### Exercise requirements
Each of the entries below should be written out exactly as it reads.

Records from a collection
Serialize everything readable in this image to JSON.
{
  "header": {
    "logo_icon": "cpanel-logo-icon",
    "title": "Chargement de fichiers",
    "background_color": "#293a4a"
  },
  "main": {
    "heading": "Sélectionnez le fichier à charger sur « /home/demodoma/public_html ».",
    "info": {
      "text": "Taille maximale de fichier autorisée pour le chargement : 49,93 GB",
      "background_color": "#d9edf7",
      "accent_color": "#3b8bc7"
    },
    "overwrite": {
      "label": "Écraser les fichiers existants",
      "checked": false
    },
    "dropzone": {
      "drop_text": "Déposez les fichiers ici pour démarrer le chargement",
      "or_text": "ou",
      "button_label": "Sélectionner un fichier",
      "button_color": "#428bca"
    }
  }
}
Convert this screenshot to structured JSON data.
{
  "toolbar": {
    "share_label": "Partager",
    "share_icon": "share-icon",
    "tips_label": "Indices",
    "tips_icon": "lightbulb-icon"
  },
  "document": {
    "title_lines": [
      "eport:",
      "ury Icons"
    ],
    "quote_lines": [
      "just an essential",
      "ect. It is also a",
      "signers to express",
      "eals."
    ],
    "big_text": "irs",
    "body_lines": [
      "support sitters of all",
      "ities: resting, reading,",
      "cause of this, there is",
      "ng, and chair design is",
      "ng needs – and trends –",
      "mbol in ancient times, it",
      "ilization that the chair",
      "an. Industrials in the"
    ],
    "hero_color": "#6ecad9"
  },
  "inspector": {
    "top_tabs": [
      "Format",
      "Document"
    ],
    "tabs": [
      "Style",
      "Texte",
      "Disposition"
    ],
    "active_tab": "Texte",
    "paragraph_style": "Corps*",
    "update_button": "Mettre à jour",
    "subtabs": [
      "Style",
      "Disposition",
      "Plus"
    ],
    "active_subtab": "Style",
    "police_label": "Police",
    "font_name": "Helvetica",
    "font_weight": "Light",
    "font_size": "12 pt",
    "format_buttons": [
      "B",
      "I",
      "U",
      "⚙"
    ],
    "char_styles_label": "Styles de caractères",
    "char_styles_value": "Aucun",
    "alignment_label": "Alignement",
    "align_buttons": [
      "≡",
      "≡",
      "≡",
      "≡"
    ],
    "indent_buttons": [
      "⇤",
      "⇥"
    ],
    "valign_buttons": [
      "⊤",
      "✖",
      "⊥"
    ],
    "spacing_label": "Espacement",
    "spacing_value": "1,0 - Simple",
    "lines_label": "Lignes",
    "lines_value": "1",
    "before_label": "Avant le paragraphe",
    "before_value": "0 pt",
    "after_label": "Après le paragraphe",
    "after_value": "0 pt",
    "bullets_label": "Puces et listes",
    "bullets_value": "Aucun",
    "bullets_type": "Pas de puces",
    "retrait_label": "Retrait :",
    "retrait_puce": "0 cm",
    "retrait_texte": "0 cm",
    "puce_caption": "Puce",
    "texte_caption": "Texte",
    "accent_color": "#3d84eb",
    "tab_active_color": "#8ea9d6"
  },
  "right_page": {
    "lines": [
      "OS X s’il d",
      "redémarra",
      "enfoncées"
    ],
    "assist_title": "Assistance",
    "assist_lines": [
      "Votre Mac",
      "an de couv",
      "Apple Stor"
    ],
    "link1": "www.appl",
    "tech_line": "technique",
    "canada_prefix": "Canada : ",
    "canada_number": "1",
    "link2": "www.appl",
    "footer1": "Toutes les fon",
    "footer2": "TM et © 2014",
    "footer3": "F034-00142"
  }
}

### Task response
Serialize everything readable in this image to JSON.
{
  "header": {
    "logo_icon": "cpanel-logo-icon",
    "title": "Chargement de fichiers",
    "background_color": "#293a4a"
  },
  "main": {
    "heading": "Sélectionnez le fichier à charger sur « /home/demodoma/public_html ».",
    "info": {
      "text": "Taille maximale de fichier autorisée pour le chargement : 49,93 GB",
      "background_color": "#d9edf7",
      "accent_color": "#3b8bc7"
    },
    "overwrite": {
      "label": "Écraser les fichiers existants",
      "checked": false
    },
    "dropzone": {
      "drop_text": "Déposez les fichiers ici pour démarrer le chargement",
      "or_text": "ou",
      "button_label": "Sélectionner un fichier",
      "button_color": "#428bca"
    }
  }
}
Convert this screenshot to structured JSON data.
{
  "toolbar": {
    "share_label": "Partager",
    "share_icon": "share-icon",
    "tips_label": "Indices",
    "tips_icon": "lightbulb-icon"
  },
  "document": {
    "title_lines": [
      "eport:",
      "ury Icons"
    ],
    "quote_lines": [
      "just an essential",
      "ect. It is also a",
      "signers to express",
      "eals."
    ],
    "big_text": "irs",
    "body_lines": [
      "support sitters of all",
      "ities: resting, reading,",
      "cause of this, there is",
      "ng, and chair design is",
      "ng needs – and trends –",
      "mbol in ancient times, it",
      "ilization that the chair",
      "an. Industrials in the"
    ],
    "hero_color": "#6ecad9"
  },
  "inspector": {
    "top_tabs": [
      "Format",
      "Document"
    ],
    "tabs": [
      "Style",
      "Texte",
      "Disposition"
    ],
    "active_tab": "Texte",
    "paragraph_style": "Corps*",
    "update_button": "Mettre à jour",
    "subtabs": [
      "Style",
      "Disposition",
      "Plus"
    ],
    "active_subtab": "Style",
    "police_label": "Police",
    "font_name": "Helvetica",
    "font_weight": "Light",
    "font_size": "12 pt",
    "format_buttons": [
      "B",
      "I",
      "U",
      "⚙"
    ],
    "char_styles_label": "Styles de caractères",
    "char_styles_value": "Aucun",
    "alignment_label": "Alignement",
    "align_buttons": [
      "≡",
      "≡",
      "≡",
      "≡"
    ],
    "indent_buttons": [
      "⇤",
      "⇥"
    ],
    "valign_buttons": [
      "⊤",
      "✖",
      "⊥"
    ],
    "spacing_label": "Espacement",
    "spacing_value": "1,0 - Simple",
    "lines_label": "Lignes",
    "lines_value": "1",
    "before_label": "Avant le paragraphe",
    "before_value": "0 pt",
    "after_label": "Après le paragraphe",
    "after_value": "0 pt",
    "bullets_label": "Puces et listes",
    "bullets_value": "Aucun",
    "bullets_type": "Pas de puces",
    "retrait_label": "Retrait :",
    "retrait_puce": "0 cm",
    "retrait_texte": "0 cm",
    "puce_caption": "Puce",
    "texte_caption": "Texte",
    "accent_color": "#3d84eb",
    "tab_active_color": "#8ea9d6"
  },
  "right_page": {
    "lines": [
      "OS X s’il d",
      "redémarra",
      "enfoncées"
    ],
    "assist_title": "Assistance",
    "assist_lines": [
      "Votre Mac",
      "an de couv",
      "Apple Stor"
    ],
    "link1": "www.appl",
    "tech_line": "technique",
    "canada_prefix": "Canada : ",
    "canada_number": "1",
    "link2": "www.appl",
    "footer1": "Toutes les fon",
    "footer2": "TM et © 2014",
    "footer3": "F034-00142"
  }
}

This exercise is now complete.